Hi, my name is Chris Han, I’m the program manager in Windows Presentation Foundation working on text and globalization.  You might have seen our recent MSDN TV episode “Overview of text and flow layout in Windows Presentation Foundation” where I demonstrated a text box with a context menu which allows a user to turn on and off certain OpenType features.  The code to achieve this is attached below.

I want to point out a few parts of this code… let’s look at Page1.xaml first.  Here we’re creating a RichTextBox and a ContextMenu to pop up whenever you right click on text (or left click if you’re left handed like me).  

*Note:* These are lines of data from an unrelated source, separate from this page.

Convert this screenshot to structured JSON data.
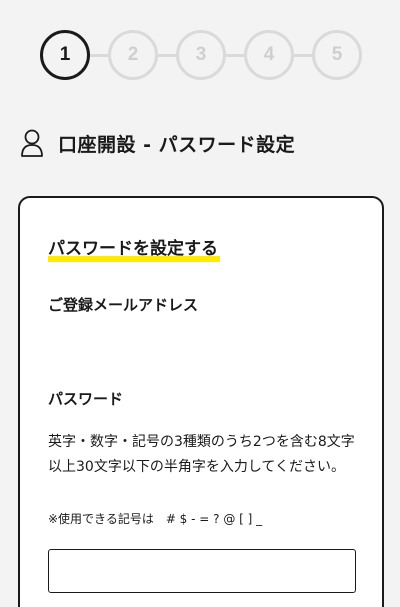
{
  "stepper": {
    "steps": [
      "1",
      "2",
      "3",
      "4",
      "5"
    ],
    "current_step": 1
  },
  "page": {
    "title": "口座開設 - パスワード設定",
    "title_icon": "user-icon"
  },
  "form": {
    "section_heading": "パスワードを設定する",
    "email_label": "ご登録メールアドレス",
    "email_value": "",
    "password_label": "パスワード",
    "password_hint": "英字・数字・記号の3種類のうち2つを含む8文字以上30文字以下の半角字を入力してください。",
    "symbols_note": "※使用できる記号は　# $ - = ? @ [ ] _",
    "password_value": "",
    "password_placeholder": ""
  },
  "colors": {
    "accent_underline": "#ffea00",
    "active_step": "#1a1a1a",
    "inactive_step": "#dadada",
    "background": "#f3f3f3"
  }
}
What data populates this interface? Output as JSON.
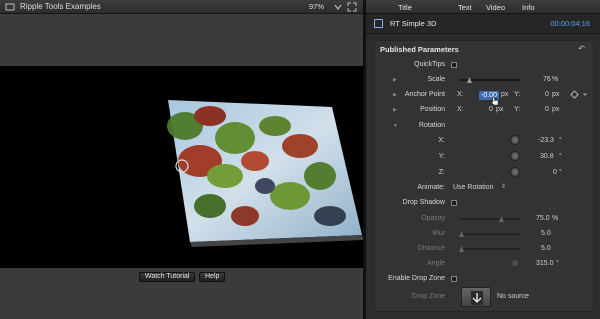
{
  "viewer": {
    "title": "Ripple Tools Examples",
    "zoom": "97%",
    "buttons": {
      "watch_tutorial": "Watch Tutorial",
      "help": "Help"
    }
  },
  "inspector": {
    "tabs": [
      "Title",
      "Text",
      "Video",
      "Info"
    ],
    "effect_name": "RT Simple 3D",
    "timecode": "00:00:04;16",
    "section_title": "Published Parameters",
    "params": {
      "quicktips": "QuickTips",
      "scale": {
        "label": "Scale",
        "value": "76",
        "unit": "%"
      },
      "anchor_point": {
        "label": "Anchor Point",
        "x_label": "X:",
        "x_value": "-0.00",
        "x_unit": "px",
        "y_label": "Y:",
        "y_value": "0",
        "y_unit": "px"
      },
      "position": {
        "label": "Position",
        "x_label": "X:",
        "x_value": "0",
        "x_unit": "px",
        "y_label": "Y:",
        "y_value": "0",
        "y_unit": "px"
      },
      "rotation": {
        "label": "Rotation",
        "x_label": "X:",
        "x_value": "-23.3",
        "y_label": "Y:",
        "y_value": "30.8",
        "z_label": "Z:",
        "z_value": "0",
        "unit": "°"
      },
      "animate": {
        "label": "Animate:",
        "value": "Use Rotation"
      },
      "drop_shadow": "Drop Shadow",
      "opacity": {
        "label": "Opacity",
        "value": "75.0",
        "unit": "%"
      },
      "blur": {
        "label": "Blur",
        "value": "5.0"
      },
      "distance": {
        "label": "Distance",
        "value": "5.0"
      },
      "angle": {
        "label": "Angle",
        "value": "315.0",
        "unit": "°"
      },
      "enable_drop_zone": "Enable Drop Zone",
      "drop_zone": {
        "label": "Drop Zone",
        "value": "No source"
      }
    }
  }
}
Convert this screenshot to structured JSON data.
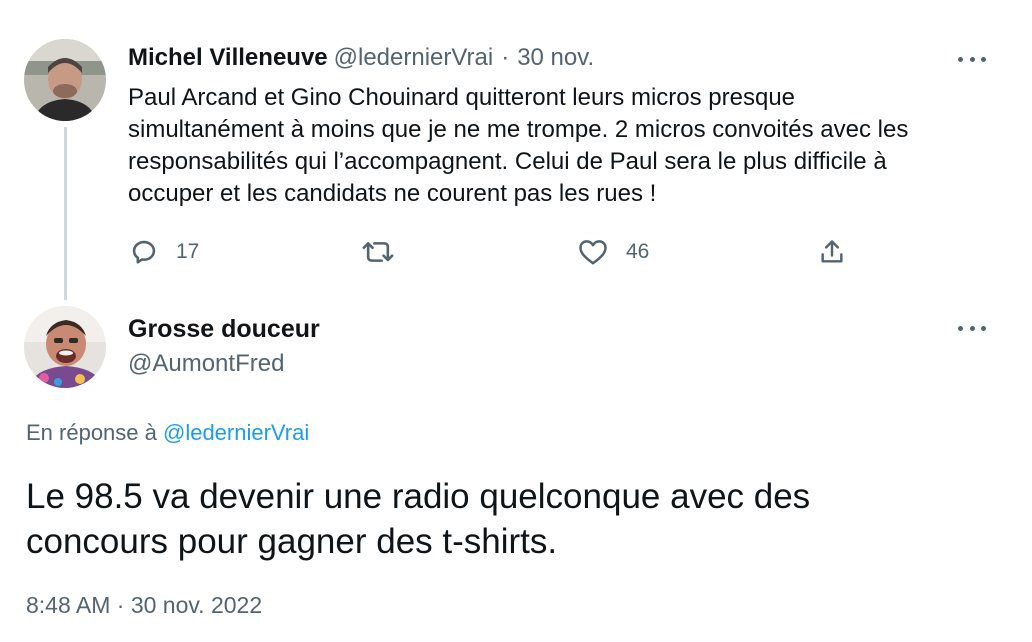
{
  "parent_tweet": {
    "author_name": "Michel Villeneuve",
    "handle": "@ledernierVrai",
    "separator": "·",
    "date": "30 nov.",
    "text_lines": [
      "Paul Arcand et Gino Chouinard quitteront leurs micros presque",
      "simultanément à moins que je ne me trompe.  2 micros convoités avec les",
      "responsabilités qui l’accompagnent.  Celui de Paul sera le plus difficile à",
      "occuper et les candidats ne courent pas les rues !"
    ],
    "actions": {
      "reply": {
        "icon": "reply-icon",
        "count": "17"
      },
      "retweet": {
        "icon": "retweet-icon",
        "count": ""
      },
      "like": {
        "icon": "heart-icon",
        "count": "46"
      },
      "share": {
        "icon": "share-icon",
        "count": ""
      }
    },
    "more_icon": "more-horizontal-icon"
  },
  "focused_tweet": {
    "author_name": "Grosse douceur",
    "handle": "@AumontFred",
    "reply_prefix": "En réponse à ",
    "reply_to": "@ledernierVrai",
    "text_lines": [
      "Le 98.5 va devenir une radio quelconque avec des",
      "concours pour gagner des t-shirts."
    ],
    "timestamp": "8:48 AM · 30 nov. 2022",
    "more_icon": "more-horizontal-icon"
  },
  "colors": {
    "text_primary": "#0f1419",
    "text_secondary": "#536471",
    "link": "#1d9bf0",
    "thread_line": "#cfd9de"
  }
}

 The interesting thing to note here is the value of the FontFamily property.  We’re referencing a font file that’s actually embedded in the assembly of the application so your app is never dependent on whether your user has Pericles installed on his or her machine.  If you set FontFamily=”Pericles”, then we would still look for it in the user’s Windows\Fonts directory and fallback to Segoe UI or Tahoma if it didn’t exist. 

<RichTextBox 

  DockPanel.Dock="Top"     

  Name="MyRichTextBox"

  FontFamily="fonts/#Pericles"

  FontSize="60pt"

  Foreground="White"

  Background="Black">

  <RichTextBox.ContextMenu>

    <ContextMenu

      Name="FontMenu"

      Opened="ContextMenuOpen"

      Foreground="White"

      Background="Black">

      <!-- Populated with C# -->

    </ContextMenu>

  </RichTextBox.ContextMenu>

</RichTextBox>

Notice that in the Visual Studio project, the font files under ‘fonts’ folder have build action set to ‘Resource’.  Setting it to ‘Resource’ embeds these files in the assembly.  You can make this work too by setting build action to ‘Content’ and Copy to Output to ‘Copy if newer’ which would keep the fonts as loose files in the directory that your application is deployed.   

 

In Page1.xaml.cs there are two event handlers which enable this OpenType menu.  In ContextMenuOpen, we’re creating new MenuItems on the fly to give the user a preview of what the text would look like if they applied a particular OpenType feature.  In ContextMenuClick we’re actually applying the property to the selected text in MyRichTextBox. 

The font you see is in the screenshot above is one of the many cool OpenType sample fonts Ascender Corp created for our SDK.  All of which you can download here today:

http://windowssdk.msdn.microsoft.com/library/default.asp?url=/library/en-us/wpf_conceptual/html/56b46fa1-a44e-419b-8f14-25ad51c715c3.asp

Check out some of features below.  I only hooked up 3 of them in the code above.  Note this is a sample font so there are some limitations.  Most of Pericles’ features are only available on capital letters.

Here are some relevant articles:

 

Packaging Fonts with Applications:

http://windowssdk.msdn.microsoft.com/library/default.asp?url=/library/en-us/wpf_conceptual/html/db15ee48-4d24-49f5-8b9d-a64460865286.asp

 

OpenType Font Features:

http://windowssdk.msdn.microsoft.com/library/default.asp?url=/library/en-us/wpf_conceptual/html/4061a9d1-fe8b-4921-9e17-18ec7d2e3ea2.asp

 

Sample Font Pack:

http://windowssdk.msdn.microsoft.com/library/default.asp?url=/library/en-us/wpf_conceptual/html/56b46fa1-a44e-419b-8f14-25ad51c715c3.asp

 Look for my next blog post, MSDN TV Demo Part 2 : Painting your text foreground with an animating rotatable star sitting in 3-D space which will finish the stuff I went through in the MSDN TV segment.  

  

Chris Han